Web page and app entries:
•••
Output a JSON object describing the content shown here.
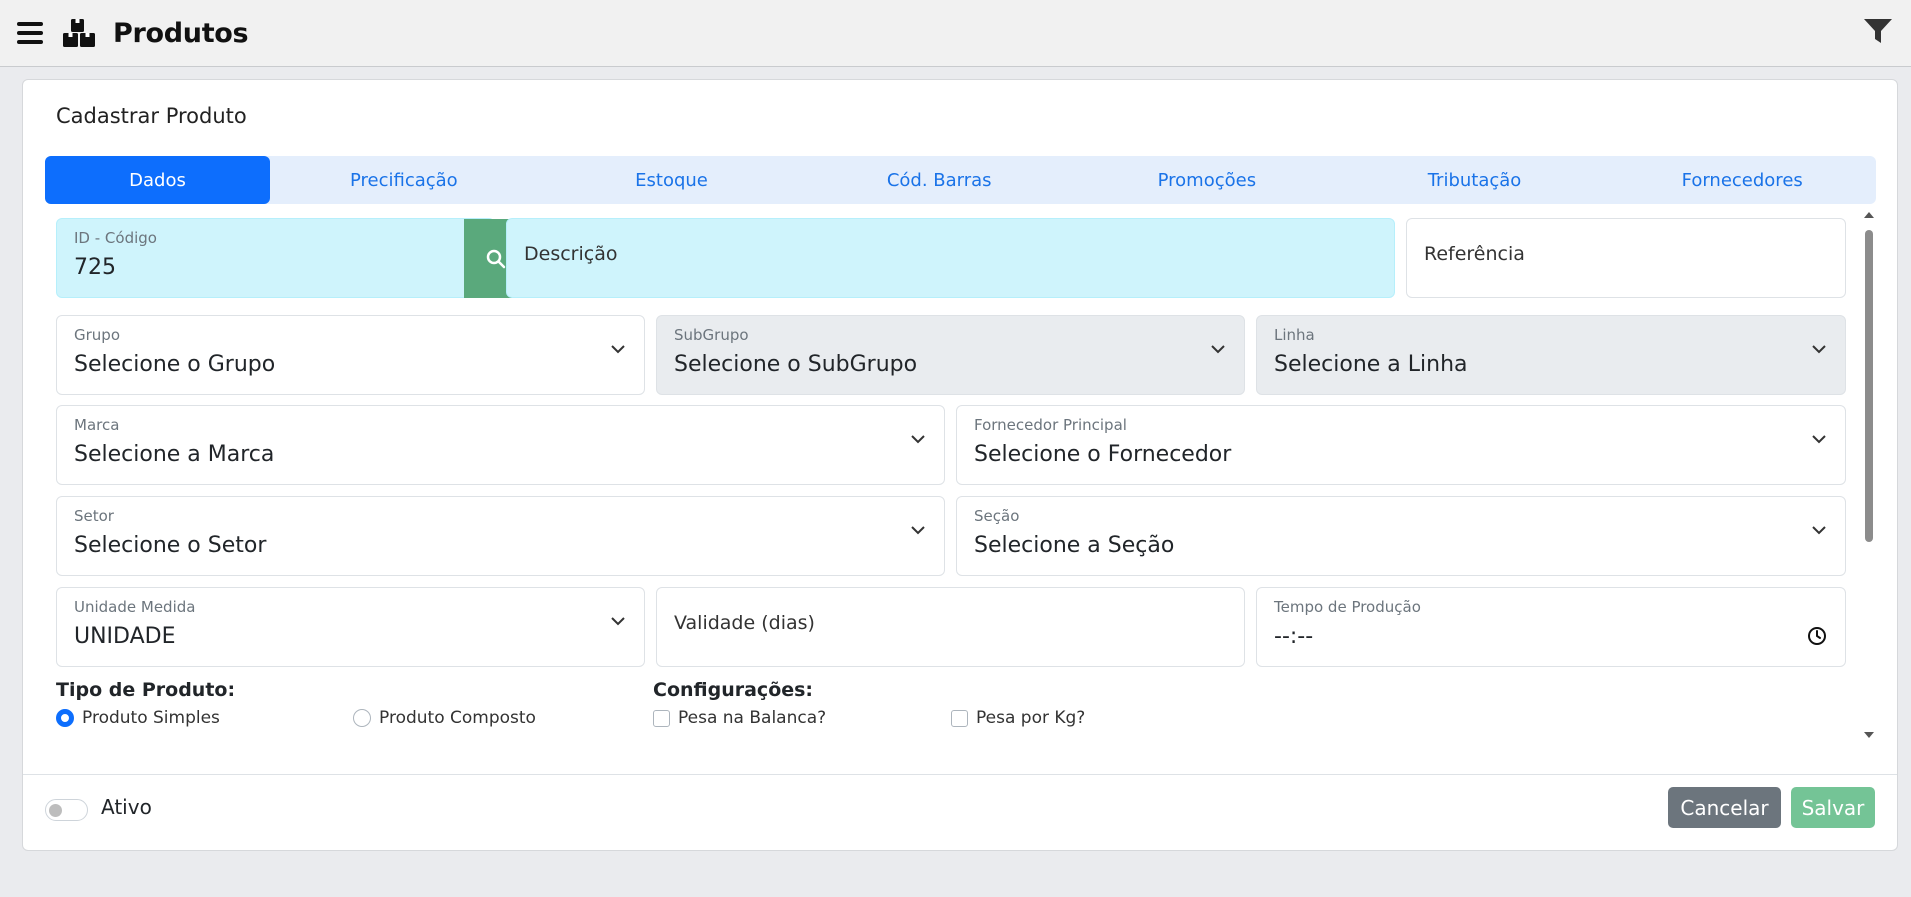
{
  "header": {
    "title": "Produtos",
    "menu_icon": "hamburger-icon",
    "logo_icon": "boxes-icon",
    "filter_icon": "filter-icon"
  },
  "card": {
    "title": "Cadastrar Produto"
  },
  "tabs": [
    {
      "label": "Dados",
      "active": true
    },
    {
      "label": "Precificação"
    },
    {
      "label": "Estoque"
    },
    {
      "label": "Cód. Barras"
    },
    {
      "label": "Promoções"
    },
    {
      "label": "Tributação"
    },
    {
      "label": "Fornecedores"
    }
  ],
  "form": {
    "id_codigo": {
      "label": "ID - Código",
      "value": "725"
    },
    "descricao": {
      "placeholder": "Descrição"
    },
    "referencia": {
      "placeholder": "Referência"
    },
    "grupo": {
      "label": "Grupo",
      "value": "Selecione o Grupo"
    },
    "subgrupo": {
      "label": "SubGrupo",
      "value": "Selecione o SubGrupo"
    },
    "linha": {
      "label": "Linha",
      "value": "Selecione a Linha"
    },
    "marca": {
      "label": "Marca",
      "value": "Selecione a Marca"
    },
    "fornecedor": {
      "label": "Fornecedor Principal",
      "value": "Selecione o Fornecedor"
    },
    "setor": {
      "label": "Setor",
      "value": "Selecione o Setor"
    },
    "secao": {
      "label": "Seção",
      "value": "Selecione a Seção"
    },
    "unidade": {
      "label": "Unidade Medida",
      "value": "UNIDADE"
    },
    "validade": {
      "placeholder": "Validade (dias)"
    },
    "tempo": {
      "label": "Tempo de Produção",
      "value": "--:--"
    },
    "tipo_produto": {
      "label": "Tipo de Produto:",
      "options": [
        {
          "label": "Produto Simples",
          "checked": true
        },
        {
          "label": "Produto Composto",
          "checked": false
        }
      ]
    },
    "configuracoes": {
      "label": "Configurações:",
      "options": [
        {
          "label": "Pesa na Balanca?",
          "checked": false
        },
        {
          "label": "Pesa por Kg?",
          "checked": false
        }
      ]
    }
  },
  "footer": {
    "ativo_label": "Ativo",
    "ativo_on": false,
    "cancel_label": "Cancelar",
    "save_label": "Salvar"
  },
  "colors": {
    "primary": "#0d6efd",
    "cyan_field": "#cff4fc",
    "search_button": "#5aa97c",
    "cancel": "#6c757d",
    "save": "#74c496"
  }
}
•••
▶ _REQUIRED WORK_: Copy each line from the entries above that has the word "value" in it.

▶ _ANSWER TO THE PROBLEM_:
      "value": "725"
      "value": "Selecione o Grupo"
      "value": "Selecione o SubGrupo"
      "value": "Selecione a Linha"
      "value": "Selecione a Marca"
      "value": "Selecione o Fornecedor"
      "value": "Selecione o Setor"
      "value": "Selecione a Seção"
      "value": "UNIDADE"
      "value": "--:--"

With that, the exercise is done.